"I didn't hit my spots," Millwood said. "When I tried to go away, I went middle away. When I tried to go inside, I didn't get it in far enough, and they hit my mistakes."
He allowed nine runs in 1 1/3 innings to the Twins on May 9, 2006, and nine to the Blue Jays in four innings on June 7, 2000, while with the Atlanta Braves. Millwood is now 8-6 with a 3.34 ERA, the highest that mark has been all season.
That wasn't the only statistic that blew up. Millwood entered the game having held opponents to a .189 batting average with runners in scoring position. But the Angels were 6-for-8 in those situations off him.
"When you look at their lineup, one through six, that's as good as it gets," Rangers manager Ron Washington said. "Sometimes you get through it and sometimes you don't. Seven, eight and nine aren't easy either. That's a tough lineup to make it through, and we didn't get it done."
The Rangers had beaten the Angels twice this season with Millwood on the mound, but opposing manager Mike Scioscia said, "Kevin cooperated a little bit tonight by not having his best stuff."
The biggest blow of the night was a two-out, three-run home run by Jeff Mathis in the second inning. Millwood, sitting on a 2-0 lead, got ahead 1-and-2 in the count by mixing regular and sinking fastballs. He threw two more that missed, running the count full. He then threw a sinker that didn't sink, and Mathis hit it over the center-field fence for just his third home run of the season.
"He got me a couple of times in Texas," Mathis said. "Maybe he was trying to put it away, but he got it up. I was looking for something a little different and managed to get good wood on it."

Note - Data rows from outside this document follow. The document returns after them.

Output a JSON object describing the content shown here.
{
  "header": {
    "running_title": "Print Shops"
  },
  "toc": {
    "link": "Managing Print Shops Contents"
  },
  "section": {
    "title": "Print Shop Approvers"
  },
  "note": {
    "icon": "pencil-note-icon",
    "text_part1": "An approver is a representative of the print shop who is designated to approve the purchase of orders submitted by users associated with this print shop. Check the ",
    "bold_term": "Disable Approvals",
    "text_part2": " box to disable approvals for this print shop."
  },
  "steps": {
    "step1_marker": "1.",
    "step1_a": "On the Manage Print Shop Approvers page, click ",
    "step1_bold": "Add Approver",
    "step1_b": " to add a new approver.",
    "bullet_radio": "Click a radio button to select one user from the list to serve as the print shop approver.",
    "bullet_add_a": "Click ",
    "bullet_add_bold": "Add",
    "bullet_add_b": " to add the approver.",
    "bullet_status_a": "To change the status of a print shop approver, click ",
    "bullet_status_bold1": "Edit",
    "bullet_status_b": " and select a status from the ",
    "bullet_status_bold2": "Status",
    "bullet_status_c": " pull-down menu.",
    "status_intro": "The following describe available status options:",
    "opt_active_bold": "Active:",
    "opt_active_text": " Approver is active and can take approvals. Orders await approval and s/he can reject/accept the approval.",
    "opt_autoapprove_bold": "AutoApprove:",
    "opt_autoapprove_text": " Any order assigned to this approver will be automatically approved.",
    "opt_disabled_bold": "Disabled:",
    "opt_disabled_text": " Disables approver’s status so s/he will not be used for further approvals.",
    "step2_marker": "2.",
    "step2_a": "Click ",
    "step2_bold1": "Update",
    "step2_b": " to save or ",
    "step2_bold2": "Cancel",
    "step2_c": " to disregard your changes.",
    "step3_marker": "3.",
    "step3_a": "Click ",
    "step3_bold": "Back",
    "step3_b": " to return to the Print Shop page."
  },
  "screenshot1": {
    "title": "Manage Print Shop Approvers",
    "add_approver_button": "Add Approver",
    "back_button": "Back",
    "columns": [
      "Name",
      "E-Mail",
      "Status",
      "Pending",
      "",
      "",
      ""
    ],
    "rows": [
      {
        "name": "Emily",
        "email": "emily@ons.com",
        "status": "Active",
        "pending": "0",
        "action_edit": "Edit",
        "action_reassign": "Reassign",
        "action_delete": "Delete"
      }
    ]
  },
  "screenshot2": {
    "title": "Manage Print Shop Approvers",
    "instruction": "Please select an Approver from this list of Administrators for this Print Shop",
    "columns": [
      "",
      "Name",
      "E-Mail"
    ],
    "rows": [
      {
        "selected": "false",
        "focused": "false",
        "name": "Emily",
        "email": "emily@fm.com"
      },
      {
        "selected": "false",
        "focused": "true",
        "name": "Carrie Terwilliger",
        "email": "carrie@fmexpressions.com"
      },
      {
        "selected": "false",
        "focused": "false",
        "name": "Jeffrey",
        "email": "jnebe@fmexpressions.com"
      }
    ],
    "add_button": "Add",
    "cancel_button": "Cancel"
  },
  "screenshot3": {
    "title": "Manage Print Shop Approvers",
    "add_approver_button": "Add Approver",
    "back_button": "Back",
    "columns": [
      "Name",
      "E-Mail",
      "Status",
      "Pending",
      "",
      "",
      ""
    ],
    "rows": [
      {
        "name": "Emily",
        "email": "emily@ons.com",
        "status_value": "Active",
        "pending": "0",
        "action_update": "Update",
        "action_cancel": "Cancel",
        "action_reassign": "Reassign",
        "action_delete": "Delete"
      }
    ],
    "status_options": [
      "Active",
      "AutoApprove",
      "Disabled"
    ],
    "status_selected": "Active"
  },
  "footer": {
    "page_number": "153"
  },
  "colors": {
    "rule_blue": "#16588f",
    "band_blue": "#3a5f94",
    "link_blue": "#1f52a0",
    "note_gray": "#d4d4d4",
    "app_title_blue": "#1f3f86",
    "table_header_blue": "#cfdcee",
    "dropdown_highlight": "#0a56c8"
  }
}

Millwood's other big sin was walking three batters. He walked Kendry Morales in the second inning to help set up Mathis' home run, but the real crippler was walking Chone Figgins twice to start innings. Figgins walked in the third to start a two-run rally and did so in the fifth to start a three-run inning that gave the Angels a 9-2 lead.
"I walked three guys," Millwood said. "It goes back to location. You've got to make them hit their way on. It was a bad night. There's not much else I can say."